Discussion in 'Economics' started by crgarcia, Jan 5, 2009.
Not for automakers?
Where to find the full bill passed?
Some school district in Ohio may get 100m in TARP funds.
There are so many weasel clauses in the final bill it's almost the same as Paulson's original 3 page "give me everything and don't ask any questions" proposal.
I don't recall the paragraph numbers, but it goes something like:
1. Financial institutions
2. Or anything thing else that the Secretary decides.
If I have another cup of coffee I might try to go look it up.
Copy-pasting from another thread on ET:
Section 101(a) of the bill provides:
(a) AUTHORITY.âThe Secretary is authorized to establish the Troubled Asset Relief Program (or ââTARPââ) to purchase, and to make and fund commitments to purchase, troubled assets from any financial institution, on such terms and conditions as are determined by the Secretary, and in accordance with this Act and the policies and procedures developed and published by the Secretary.

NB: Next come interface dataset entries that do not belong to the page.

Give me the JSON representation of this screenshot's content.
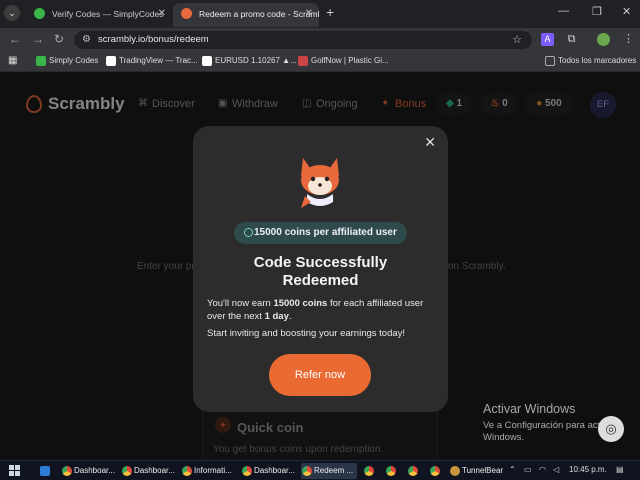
{
  "browser": {
    "tabs": [
      {
        "title": "Verify Codes — SimplyCodes",
        "active": false,
        "favicon_color": "#39b54a"
      },
      {
        "title": "Redeem a promo code - Scrambly",
        "active": true,
        "favicon_color": "#e8693c"
      }
    ],
    "new_tab_label": "+",
    "address": "scrambly.io/bonus/redeem",
    "extension_letter": "A",
    "bookmarks": [
      {
        "label": "Simply Codes",
        "icon_color": "#39b54a"
      },
      {
        "label": "TradingView — Trac...",
        "icon_color": "#ffffff"
      },
      {
        "label": "EURUSD 1.10267 ▲...",
        "icon_color": "#ffffff"
      },
      {
        "label": "GolfNow | Plastic Gi...",
        "icon_color": "#c44"
      },
      {
        "label": "Todos los marcadores",
        "icon_color": "#aaaaaa"
      }
    ]
  },
  "site": {
    "logo": "Scrambly",
    "nav": [
      {
        "label": "Discover",
        "icon": "gamepad-icon"
      },
      {
        "label": "Withdraw",
        "icon": "withdraw-icon"
      },
      {
        "label": "Ongoing",
        "icon": "ongoing-icon"
      },
      {
        "label": "Bonus",
        "icon": "gift-icon"
      }
    ],
    "pills": [
      {
        "value": "1",
        "icon": "gem-icon",
        "color": "#2dbf8f"
      },
      {
        "value": "0",
        "icon": "flame-icon",
        "color": "#e8693c"
      },
      {
        "value": "500",
        "icon": "coin-icon",
        "color": "#f2a33a"
      }
    ],
    "avatar": "EF",
    "background_text_left": "Enter your pr",
    "background_text_right": "on Scrambly.",
    "quick_coin": {
      "title": "Quick coin",
      "description": "You get bonus coins upon redemption."
    }
  },
  "modal": {
    "badge": "15000 coins per affiliated user",
    "title_line1": "Code Successfully",
    "title_line2": "Redeemed",
    "text1_pre": "You'll now earn ",
    "text1_coins": "15000 coins",
    "text1_mid": " for each affiliated user over the next ",
    "text1_days": "1 day",
    "text1_post": ".",
    "text2": "Start inviting and boosting your earnings today!",
    "button": "Refer now"
  },
  "windows_watermark": {
    "title": "Activar Windows",
    "line2": "Ve a Configuración para activar",
    "line3": "Windows."
  },
  "taskbar": {
    "items": [
      {
        "label": "Dashboar...",
        "active": false
      },
      {
        "label": "Dashboar...",
        "active": false
      },
      {
        "label": "Informati...",
        "active": false
      },
      {
        "label": "Dashboar...",
        "active": false
      },
      {
        "label": "Redeem ...",
        "active": true
      }
    ],
    "tunnelbear": "TunnelBear",
    "time": "10:45 p.m."
  }
}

"Financial Institution" is defined as:
(5) FINANCIAL INSTITUTION.âThe term ââfinancial institutionââ means any institution, including, but not limited to, any bank, savings association, credit union, security broker or dealer, or insurance company, established and regulated under the laws of the United States or any State, territory, or possession of the United States, the District of Columbia, Commonwealth of Puerto Rico, Commonwealth of Northern Mariana Islands, Guam, American Samoa, or the United States Virgin Islands, and having significant operations in the United States, but excluding any central bank of, or institution owned by, a foreign government.
"(9) TROUBLED ASSETS.âThe term ââtroubled assetsââ meansâ (A) residential or commercial mortgages and any securities, obligations, or other instruments that are based on or related to such mortgages, that in each case was originated or issued on or before March 14, 2008, the purchase of which the Secretary determines promotes financial market stability;

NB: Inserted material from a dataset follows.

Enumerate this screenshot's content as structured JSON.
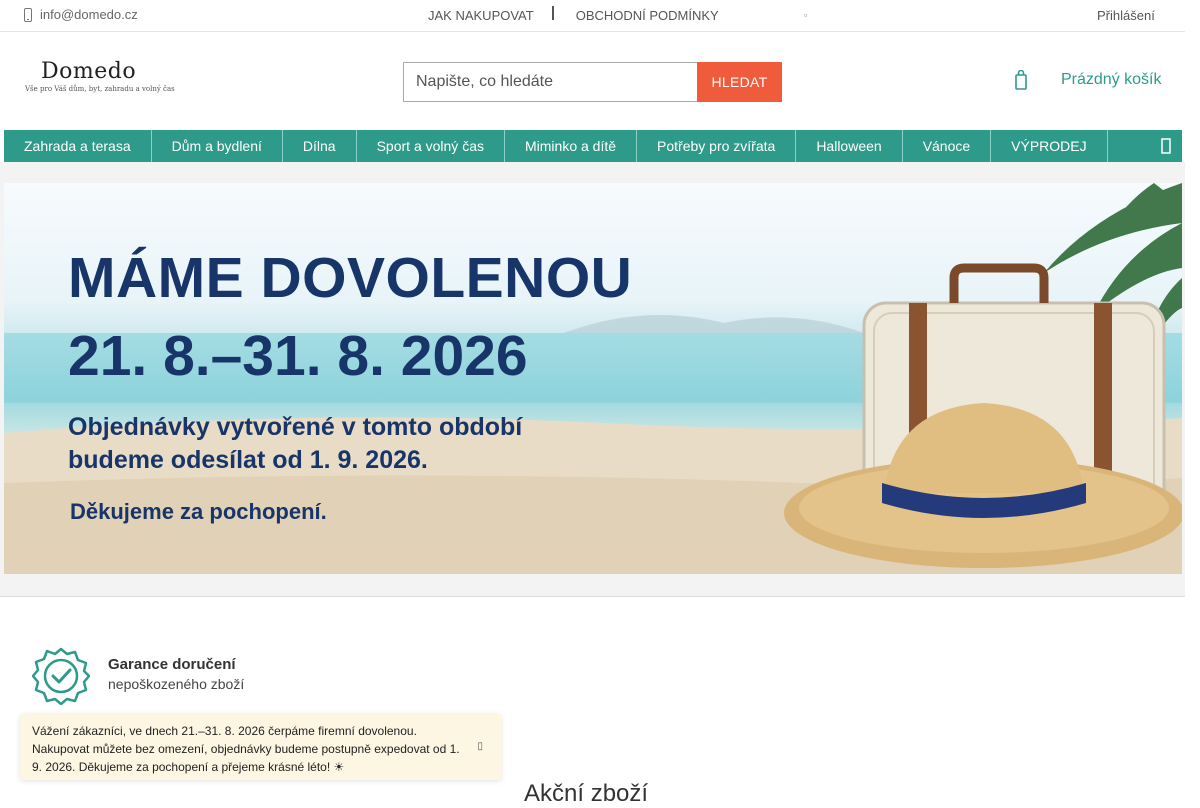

and (B) any other financial instrument that the Secretary, after consultation with the Chairman of the Board of Governors of the Federal Reserve System, determines the purchase of which is necessary to promote financial market stability, but only upon transmittal of such determination, in writing, to the appropriate committees of Congress."
I think the "financial institution" definition was crafted so that it covers ANY institution doing business in the US, while giving the impression that it is restricted to the financials. This is how I read it:
The term ââfinancial institutionââ means any institution, including [irrelevant examples], established and regulated in USA [etc], but excluding any central bank of, or institution owned by, a foreign government.
The examples are irrelevant because there is no language at all suggesting the institution should be related to, or similar to those examples. Technically, the wording only implies that those institutions may not be excluded from this definition. Practically, they were spelled out to create the impression that this is what the definition is all about.
So all that's left is:
- doing business & regulated in USA
- not owned by a foreign government
- must not exclude [true] financials
Does it matter. At least they did you the honor of going through the parlimentary games to lull the masseses into making this look legitimate.
Separate names with a comma.